Although, as data controllers, Barristers are under no regulatory obligation to report a breach to Chambers and are responsible individually for compliance with the notification and reporting obligations of the GDPR, nonetheless, Chambers recognises the role undertaken by Chambers as a Data Processor and acknowledges an obligation to support Data Controllers in those cases where it is appropriate to do so.

Therefore, in the case of a data breach caused by a Member of Chambers, the Barrister is requested (in addition to regulatory obligations) to report the breach to Isabelle Watson, Head of Chambers and Clive Barrett, Data Protection Manager.

Chambers, in its capacity as data processor, will support any Barristers reporting and managing data breaches.

Reporting of data breaches by Pupils and Staff

All personal data breaches involving pupils and staff must be reported by email to the Head of Chambers and Data Protection Manager for their Guidance immediately upon discovery.

The person who created the breach will report the breach to the Information Commissioner’s Office (ICO) within 72 hours after having become aware of the breach.

[Guidance on how to report a breach to the ICO is on page 3 of this document].

When making a report, please detail:

  • the nature of the suspected breach (theft, loss, destruction)
  • the nature of the data involved in the breach (sensitive, personal, commercial etc.)
  • the scope of the breach (single client, multiple client, internal data)
  • a description of the events relating to the breach (overview of why the breach came about)
  • any chambers’ staff, barristers and/or other parties involved
  • when the breach occurred
  • any other information considered relevant

How to report a breach to the ICO

To report a breach, call the ICO helpline at 0303 123 1113 (normal opening hours are Monday to Friday between 9.00 am and 4.30 pm).

The ICO will record the breach and give you advice about what to do next.

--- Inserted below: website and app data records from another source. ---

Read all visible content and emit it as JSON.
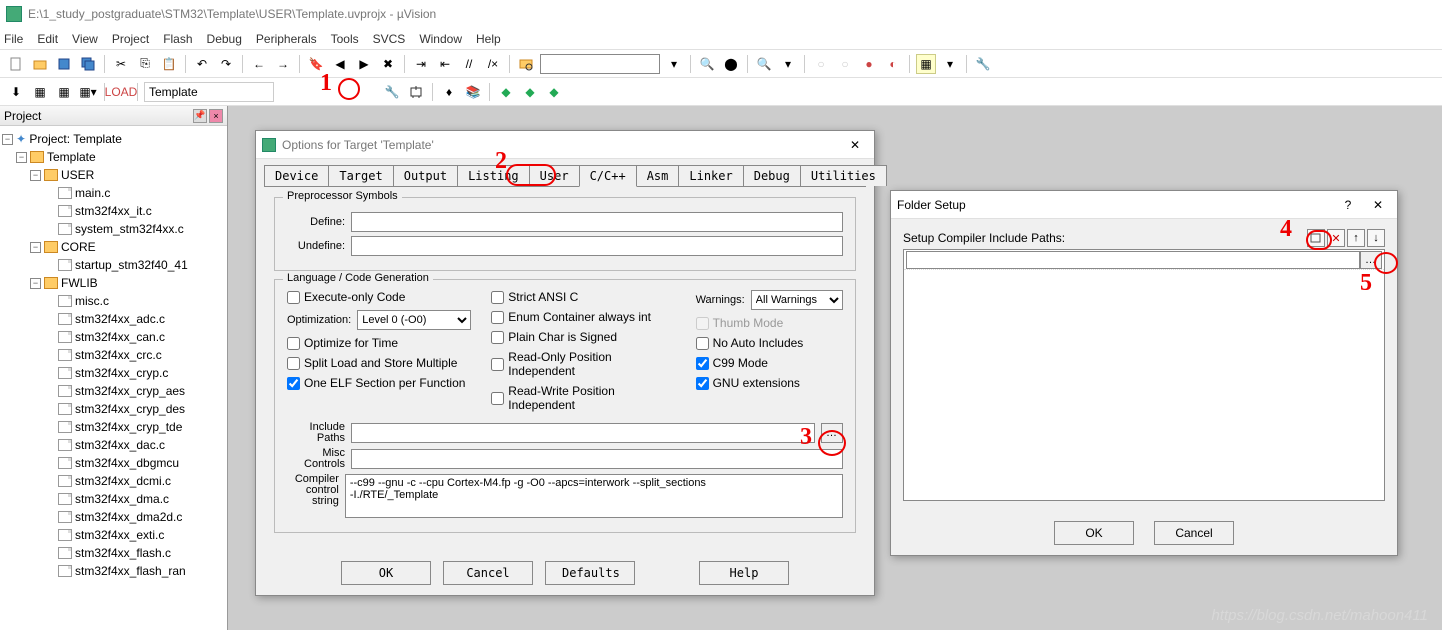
{
  "app": {
    "title": "E:\\1_study_postgraduate\\STM32\\Template\\USER\\Template.uvprojx - µVision",
    "menu": [
      "File",
      "Edit",
      "View",
      "Project",
      "Flash",
      "Debug",
      "Peripherals",
      "Tools",
      "SVCS",
      "Window",
      "Help"
    ],
    "target": "Template"
  },
  "project_panel": {
    "title": "Project",
    "root": "Project: Template",
    "groups": [
      {
        "name": "Template",
        "children": [
          {
            "name": "USER",
            "files": [
              "main.c",
              "stm32f4xx_it.c",
              "system_stm32f4xx.c"
            ]
          },
          {
            "name": "CORE",
            "files": [
              "startup_stm32f40_41"
            ]
          },
          {
            "name": "FWLIB",
            "files": [
              "misc.c",
              "stm32f4xx_adc.c",
              "stm32f4xx_can.c",
              "stm32f4xx_crc.c",
              "stm32f4xx_cryp.c",
              "stm32f4xx_cryp_aes",
              "stm32f4xx_cryp_des",
              "stm32f4xx_cryp_tde",
              "stm32f4xx_dac.c",
              "stm32f4xx_dbgmcu",
              "stm32f4xx_dcmi.c",
              "stm32f4xx_dma.c",
              "stm32f4xx_dma2d.c",
              "stm32f4xx_exti.c",
              "stm32f4xx_flash.c",
              "stm32f4xx_flash_ran"
            ]
          }
        ]
      }
    ]
  },
  "options_dialog": {
    "title": "Options for Target 'Template'",
    "tabs": [
      "Device",
      "Target",
      "Output",
      "Listing",
      "User",
      "C/C++",
      "Asm",
      "Linker",
      "Debug",
      "Utilities"
    ],
    "active_tab": "C/C++",
    "preproc": {
      "legend": "Preprocessor Symbols",
      "define_label": "Define:",
      "undefine_label": "Undefine:",
      "define": "",
      "undefine": ""
    },
    "lang": {
      "legend": "Language / Code Generation",
      "execute_only": "Execute-only Code",
      "optimization_label": "Optimization:",
      "optimization": "Level 0 (-O0)",
      "optimize_time": "Optimize for Time",
      "split_load": "Split Load and Store Multiple",
      "one_elf": "One ELF Section per Function",
      "strict_ansi": "Strict ANSI C",
      "enum_int": "Enum Container always int",
      "plain_char": "Plain Char is Signed",
      "readonly_pi": "Read-Only Position Independent",
      "readwrite_pi": "Read-Write Position Independent",
      "warnings_label": "Warnings:",
      "warnings": "All Warnings",
      "thumb": "Thumb Mode",
      "no_auto": "No Auto Includes",
      "c99": "C99 Mode",
      "gnu": "GNU extensions"
    },
    "include_label": "Include\nPaths",
    "misc_label": "Misc\nControls",
    "compiler_label": "Compiler\ncontrol\nstring",
    "compiler_string": "--c99 --gnu -c --cpu Cortex-M4.fp -g -O0 --apcs=interwork --split_sections\n-I./RTE/_Template",
    "buttons": {
      "ok": "OK",
      "cancel": "Cancel",
      "defaults": "Defaults",
      "help": "Help"
    }
  },
  "folder_dialog": {
    "title": "Folder Setup",
    "label": "Setup Compiler Include Paths:",
    "ok": "OK",
    "cancel": "Cancel"
  },
  "watermark": "https://blog.csdn.net/mahoon411",
  "anno": {
    "n1": "1",
    "n2": "2",
    "n3": "3",
    "n4": "4",
    "n5": "5"
  }
}
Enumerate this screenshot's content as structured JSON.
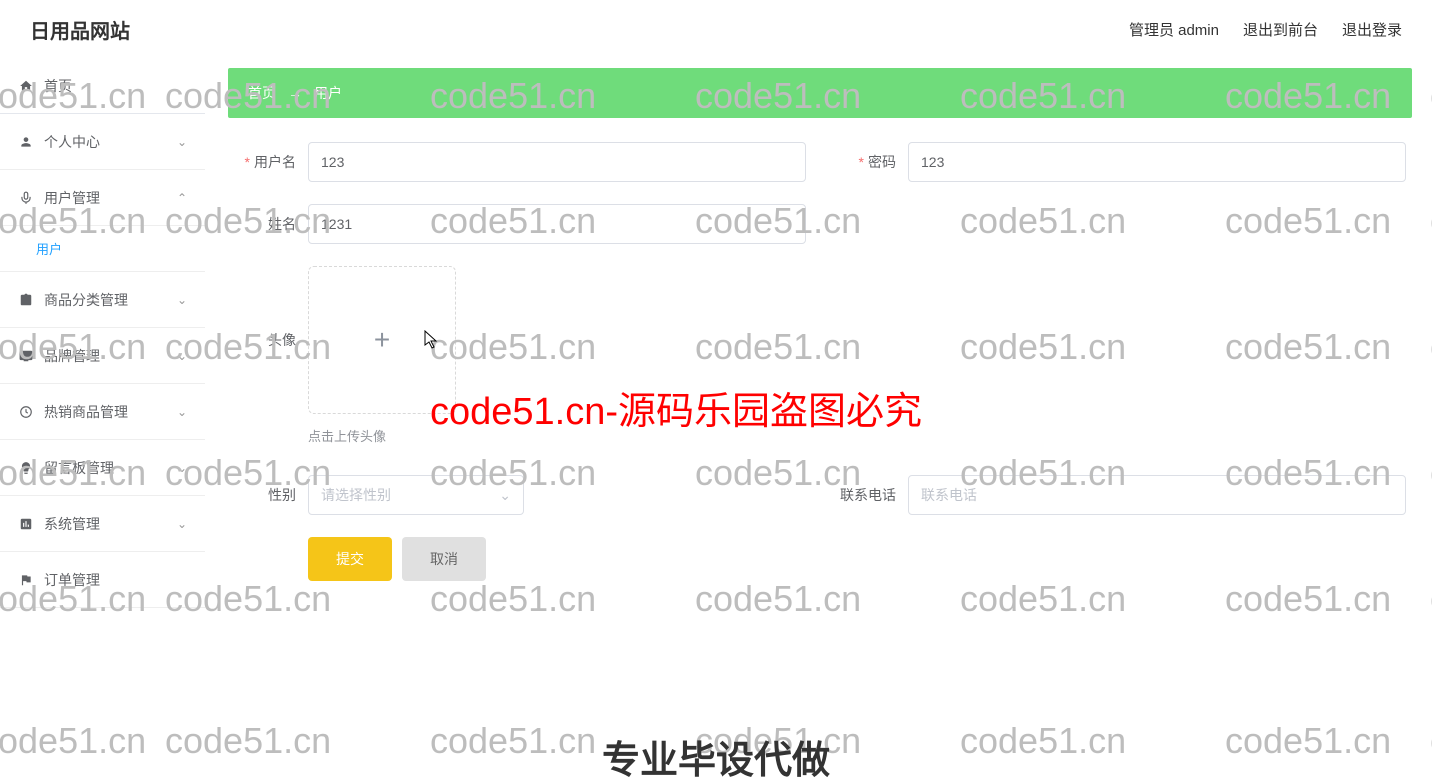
{
  "header": {
    "title": "日用品网站",
    "admin_label": "管理员 admin",
    "exit_home": "退出到前台",
    "exit_login": "退出登录"
  },
  "sidebar": {
    "home": "首页",
    "personal": "个人中心",
    "user_mgmt": "用户管理",
    "user_sub": "用户",
    "category": "商品分类管理",
    "brand": "品牌管理",
    "hot": "热销商品管理",
    "message": "留言板管理",
    "system": "系统管理",
    "order": "订单管理"
  },
  "breadcrumb": {
    "home": "首页",
    "current": "用户"
  },
  "form": {
    "username_label": "用户名",
    "username_value": "123",
    "password_label": "密码",
    "password_value": "123",
    "name_label": "姓名",
    "name_value": "1231",
    "avatar_label": "头像",
    "avatar_hint": "点击上传头像",
    "gender_label": "性别",
    "gender_placeholder": "请选择性别",
    "phone_label": "联系电话",
    "phone_placeholder": "联系电话",
    "submit": "提交",
    "cancel": "取消"
  },
  "watermark_text": "code51.cn",
  "watermark_red": "code51.cn-源码乐园盗图必究",
  "bottom_banner": "专业毕设代做"
}
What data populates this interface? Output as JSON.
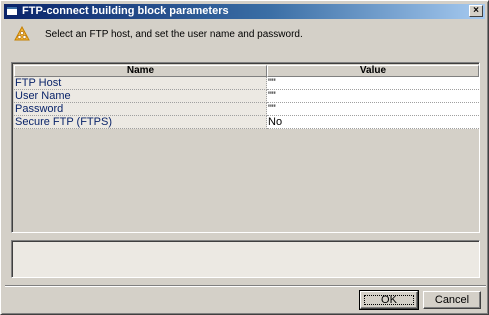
{
  "window": {
    "title": "FTP-connect building block parameters",
    "close_glyph": "×"
  },
  "info": {
    "icon": "warning-triangle-icon",
    "text": "Select an FTP host, and set the user name and password."
  },
  "grid": {
    "columns": [
      "Name",
      "Value"
    ],
    "rows": [
      {
        "name": "FTP Host",
        "value": "\"\""
      },
      {
        "name": "User Name",
        "value": "\"\""
      },
      {
        "name": "Password",
        "value": "\"\""
      },
      {
        "name": "Secure FTP (FTPS)",
        "value": "No"
      }
    ]
  },
  "description": "",
  "buttons": {
    "ok": "OK",
    "cancel": "Cancel"
  },
  "colors": {
    "title_gradient_start": "#0a246a",
    "title_gradient_end": "#a6caf0",
    "property_name": "#0a246a",
    "dialog_face": "#d4d0c8"
  }
}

To report a breach outside of their normal opening hours, you can report online. Click here to access the relevant page of the ICO website, scroll down and select the ‘Personal data breach reporting form’, which will open into a downloadable Word document.

Complete the reporting form and email as follows:

  1. In the subject box of your email, insert ‘Personal data breach notification’.
  2. cc…
  3. Attach the reporting form and email it to

Based on your information, the ICO should contact you within seven calendar days to provide information about their next steps.